• What to produce: Every single entry that follows must be copied exactly.

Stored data
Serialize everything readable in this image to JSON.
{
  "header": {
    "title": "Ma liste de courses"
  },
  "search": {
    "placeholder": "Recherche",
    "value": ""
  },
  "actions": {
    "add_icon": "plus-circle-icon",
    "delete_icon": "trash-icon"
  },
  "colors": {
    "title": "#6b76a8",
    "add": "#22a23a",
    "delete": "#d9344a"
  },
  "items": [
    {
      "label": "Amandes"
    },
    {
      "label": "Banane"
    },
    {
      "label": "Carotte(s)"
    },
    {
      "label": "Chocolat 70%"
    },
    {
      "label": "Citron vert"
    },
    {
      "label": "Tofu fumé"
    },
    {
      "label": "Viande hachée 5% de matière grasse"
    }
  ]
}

• Answer box:
Serialize everything readable in this image to JSON.
{
  "header": {
    "title": "Ma liste de courses"
  },
  "search": {
    "placeholder": "Recherche",
    "value": ""
  },
  "actions": {
    "add_icon": "plus-circle-icon",
    "delete_icon": "trash-icon"
  },
  "colors": {
    "title": "#6b76a8",
    "add": "#22a23a",
    "delete": "#d9344a"
  },
  "items": [
    {
      "label": "Amandes"
    },
    {
      "label": "Banane"
    },
    {
      "label": "Carotte(s)"
    },
    {
      "label": "Chocolat 70%"
    },
    {
      "label": "Citron vert"
    },
    {
      "label": "Tofu fumé"
    },
    {
      "label": "Viande hachée 5% de matière grasse"
    }
  ]
}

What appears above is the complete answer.